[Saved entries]

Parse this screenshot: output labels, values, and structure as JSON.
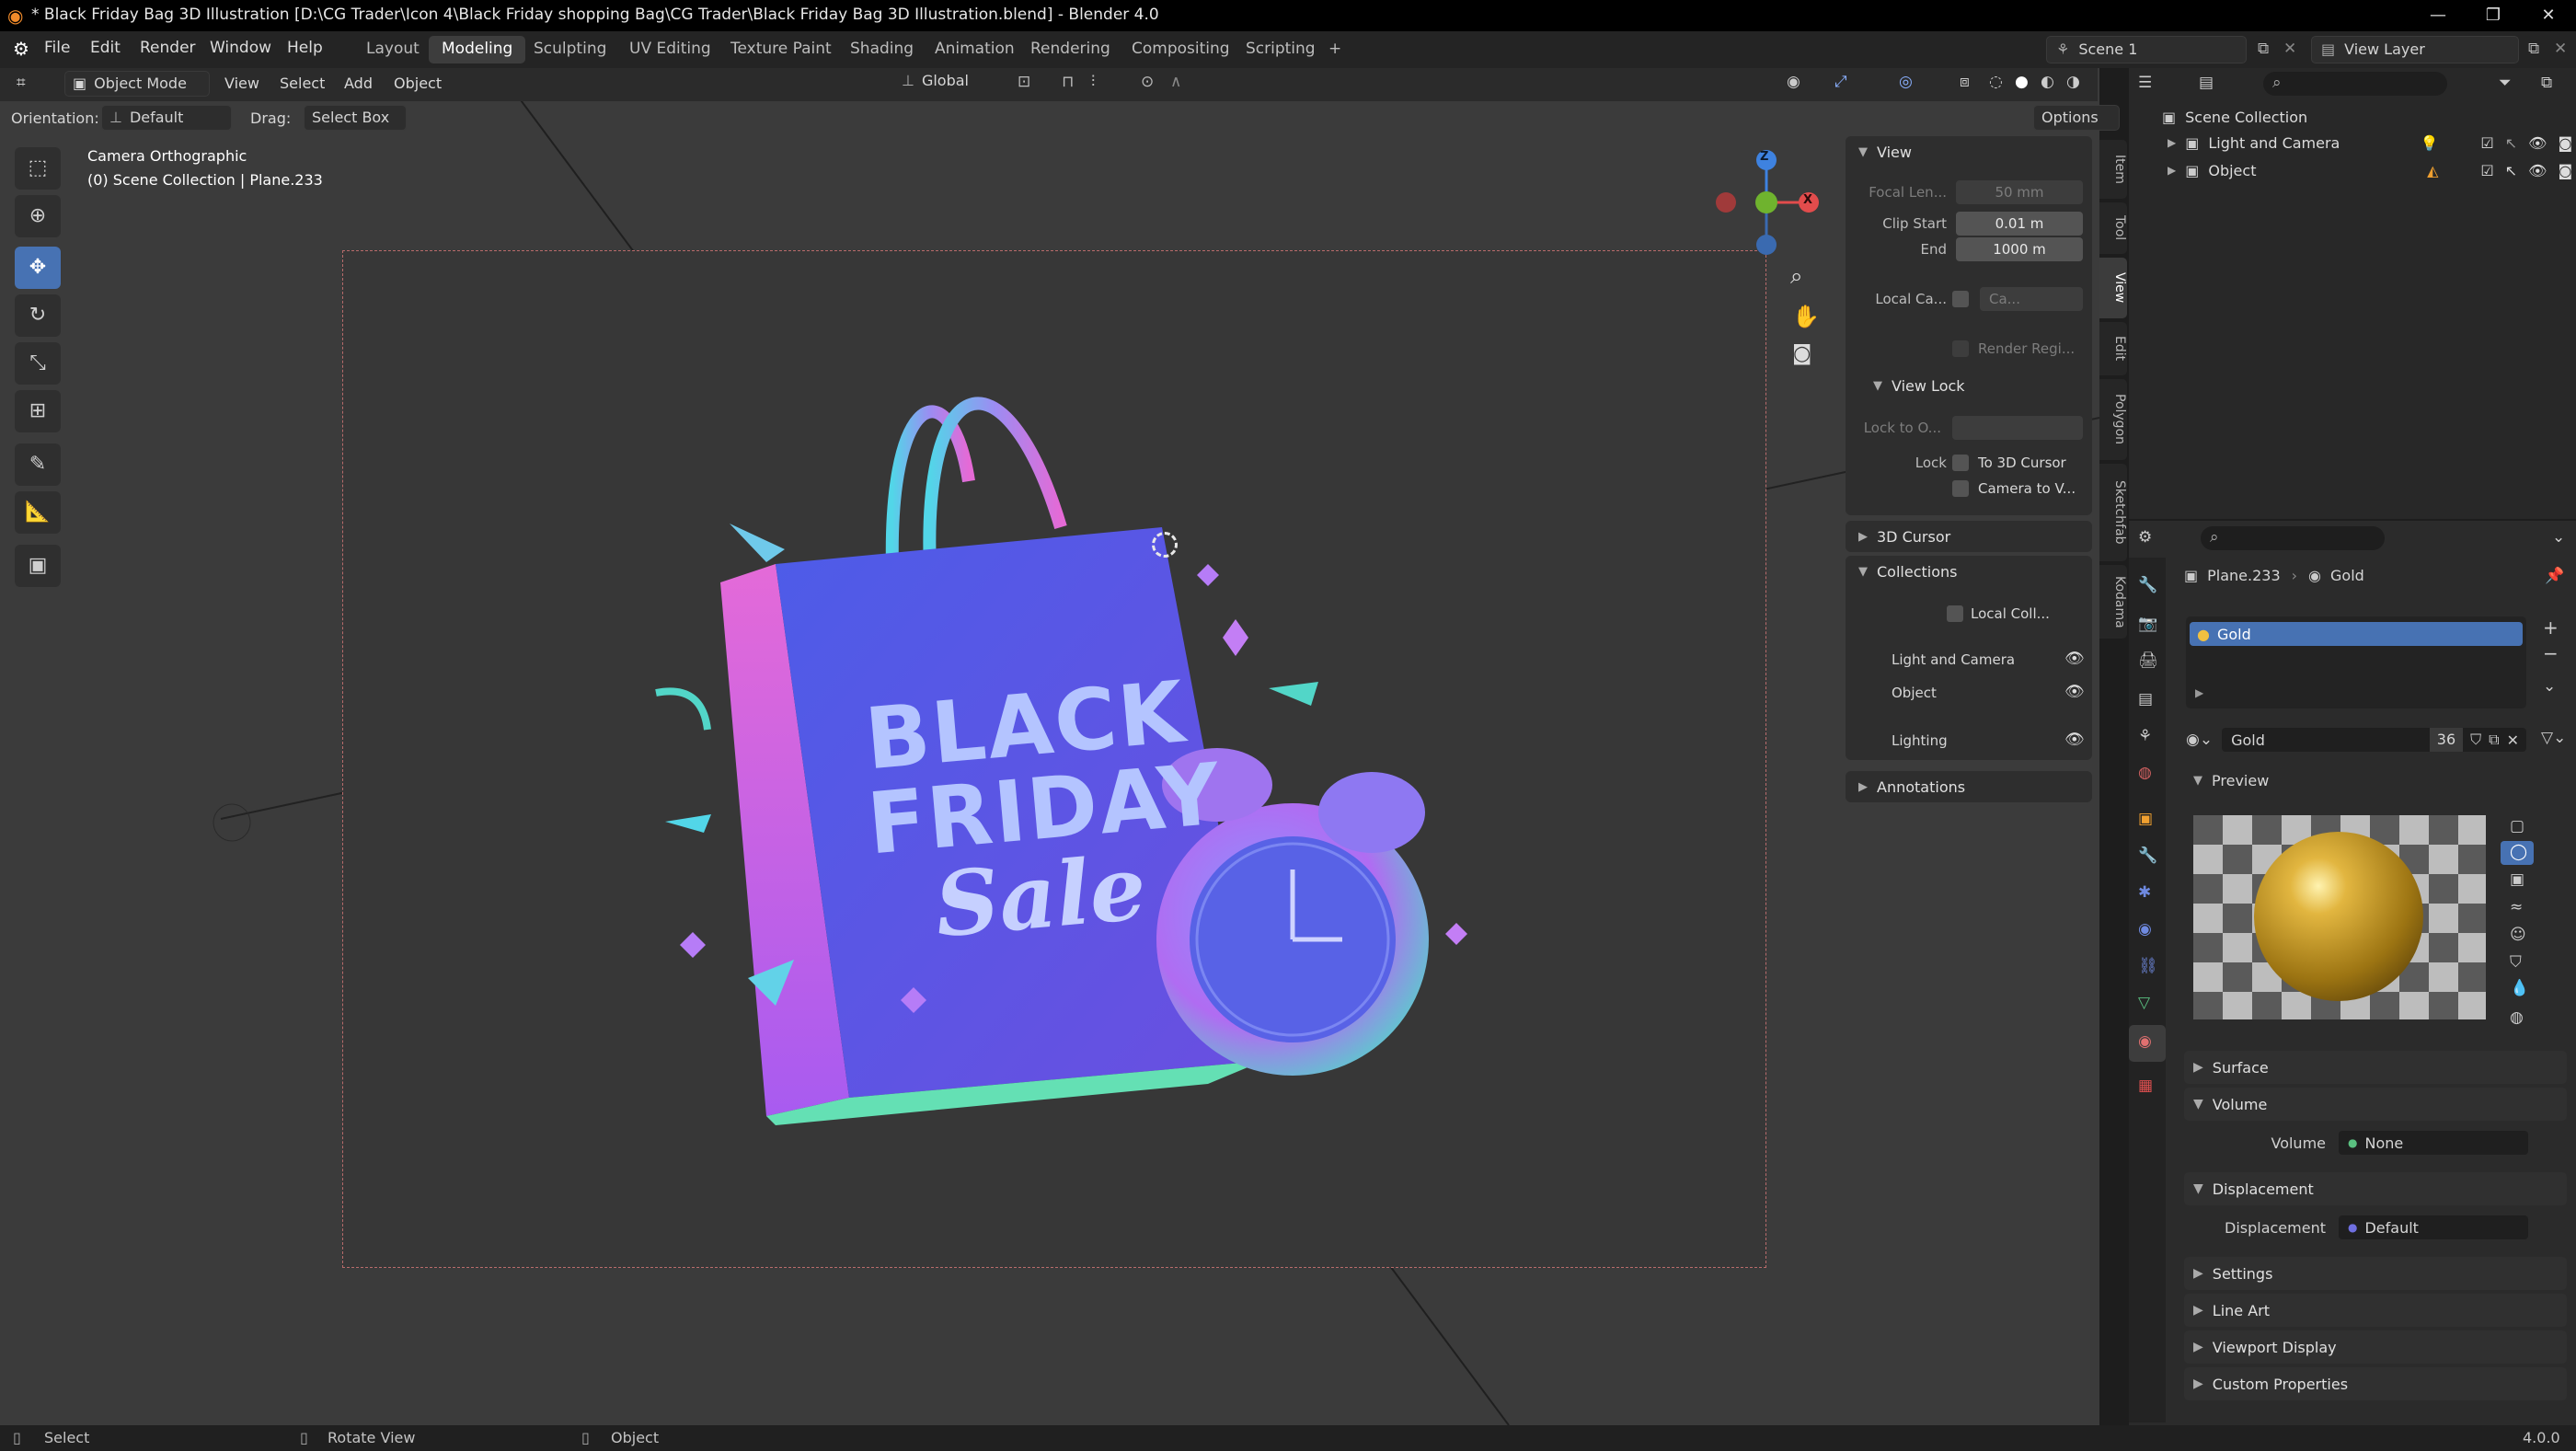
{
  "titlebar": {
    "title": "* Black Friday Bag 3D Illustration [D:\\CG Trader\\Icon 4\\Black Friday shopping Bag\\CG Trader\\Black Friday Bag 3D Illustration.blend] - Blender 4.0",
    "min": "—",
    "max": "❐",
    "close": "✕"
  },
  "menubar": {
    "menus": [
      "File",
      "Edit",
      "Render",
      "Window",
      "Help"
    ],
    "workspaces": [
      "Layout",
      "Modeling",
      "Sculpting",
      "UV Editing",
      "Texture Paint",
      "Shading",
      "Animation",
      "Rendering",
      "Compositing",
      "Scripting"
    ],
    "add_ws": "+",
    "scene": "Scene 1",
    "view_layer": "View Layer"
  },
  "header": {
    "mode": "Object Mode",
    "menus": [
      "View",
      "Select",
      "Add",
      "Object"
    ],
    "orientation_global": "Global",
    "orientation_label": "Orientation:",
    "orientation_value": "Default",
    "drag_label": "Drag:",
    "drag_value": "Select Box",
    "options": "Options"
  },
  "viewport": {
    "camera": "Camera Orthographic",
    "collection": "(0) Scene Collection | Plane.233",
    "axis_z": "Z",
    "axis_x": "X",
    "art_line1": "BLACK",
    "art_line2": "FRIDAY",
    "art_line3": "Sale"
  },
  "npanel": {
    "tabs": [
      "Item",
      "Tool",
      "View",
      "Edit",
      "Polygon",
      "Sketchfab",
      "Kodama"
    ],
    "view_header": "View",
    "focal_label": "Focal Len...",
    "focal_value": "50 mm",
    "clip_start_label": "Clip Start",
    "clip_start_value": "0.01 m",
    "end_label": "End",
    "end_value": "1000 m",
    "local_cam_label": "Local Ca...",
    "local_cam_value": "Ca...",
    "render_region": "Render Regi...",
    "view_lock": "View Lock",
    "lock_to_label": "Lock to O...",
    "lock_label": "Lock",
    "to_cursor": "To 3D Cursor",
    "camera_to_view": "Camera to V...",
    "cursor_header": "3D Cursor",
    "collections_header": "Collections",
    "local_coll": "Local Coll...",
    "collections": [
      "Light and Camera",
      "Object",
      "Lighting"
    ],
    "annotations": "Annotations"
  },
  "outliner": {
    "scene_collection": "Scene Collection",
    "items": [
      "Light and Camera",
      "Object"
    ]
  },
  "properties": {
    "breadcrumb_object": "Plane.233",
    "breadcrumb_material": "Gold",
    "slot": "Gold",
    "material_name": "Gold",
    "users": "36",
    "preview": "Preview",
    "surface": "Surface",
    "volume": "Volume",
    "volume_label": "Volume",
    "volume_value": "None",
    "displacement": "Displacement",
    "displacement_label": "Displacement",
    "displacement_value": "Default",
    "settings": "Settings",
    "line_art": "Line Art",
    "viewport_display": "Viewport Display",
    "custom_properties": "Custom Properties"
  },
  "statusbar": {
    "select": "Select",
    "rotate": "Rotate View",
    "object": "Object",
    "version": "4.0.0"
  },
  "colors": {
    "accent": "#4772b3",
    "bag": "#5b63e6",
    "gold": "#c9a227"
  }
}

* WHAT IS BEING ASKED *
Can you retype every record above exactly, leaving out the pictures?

* THE ANSWER *
Parse this screenshot: output labels, values, and structure as JSON.
{
  "titlebar": {
    "title": "* Black Friday Bag 3D Illustration [D:\\CG Trader\\Icon 4\\Black Friday shopping Bag\\CG Trader\\Black Friday Bag 3D Illustration.blend] - Blender 4.0",
    "min": "—",
    "max": "❐",
    "close": "✕"
  },
  "menubar": {
    "menus": [
      "File",
      "Edit",
      "Render",
      "Window",
      "Help"
    ],
    "workspaces": [
      "Layout",
      "Modeling",
      "Sculpting",
      "UV Editing",
      "Texture Paint",
      "Shading",
      "Animation",
      "Rendering",
      "Compositing",
      "Scripting"
    ],
    "add_ws": "+",
    "scene": "Scene 1",
    "view_layer": "View Layer"
  },
  "header": {
    "mode": "Object Mode",
    "menus": [
      "View",
      "Select",
      "Add",
      "Object"
    ],
    "orientation_global": "Global",
    "orientation_label": "Orientation:",
    "orientation_value": "Default",
    "drag_label": "Drag:",
    "drag_value": "Select Box",
    "options": "Options"
  },
  "viewport": {
    "camera": "Camera Orthographic",
    "collection": "(0) Scene Collection | Plane.233",
    "axis_z": "Z",
    "axis_x": "X",
    "art_line1": "BLACK",
    "art_line2": "FRIDAY",
    "art_line3": "Sale"
  },
  "npanel": {
    "tabs": [
      "Item",
      "Tool",
      "View",
      "Edit",
      "Polygon",
      "Sketchfab",
      "Kodama"
    ],
    "view_header": "View",
    "focal_label": "Focal Len...",
    "focal_value": "50 mm",
    "clip_start_label": "Clip Start",
    "clip_start_value": "0.01 m",
    "end_label": "End",
    "end_value": "1000 m",
    "local_cam_label": "Local Ca...",
    "local_cam_value": "Ca...",
    "render_region": "Render Regi...",
    "view_lock": "View Lock",
    "lock_to_label": "Lock to O...",
    "lock_label": "Lock",
    "to_cursor": "To 3D Cursor",
    "camera_to_view": "Camera to V...",
    "cursor_header": "3D Cursor",
    "collections_header": "Collections",
    "local_coll": "Local Coll...",
    "collections": [
      "Light and Camera",
      "Object",
      "Lighting"
    ],
    "annotations": "Annotations"
  },
  "outliner": {
    "scene_collection": "Scene Collection",
    "items": [
      "Light and Camera",
      "Object"
    ]
  },
  "properties": {
    "breadcrumb_object": "Plane.233",
    "breadcrumb_material": "Gold",
    "slot": "Gold",
    "material_name": "Gold",
    "users": "36",
    "preview": "Preview",
    "surface": "Surface",
    "volume": "Volume",
    "volume_label": "Volume",
    "volume_value": "None",
    "displacement": "Displacement",
    "displacement_label": "Displacement",
    "displacement_value": "Default",
    "settings": "Settings",
    "line_art": "Line Art",
    "viewport_display": "Viewport Display",
    "custom_properties": "Custom Properties"
  },
  "statusbar": {
    "select": "Select",
    "rotate": "Rotate View",
    "object": "Object",
    "version": "4.0.0"
  },
  "colors": {
    "accent": "#4772b3",
    "bag": "#5b63e6",
    "gold": "#c9a227"
  }
}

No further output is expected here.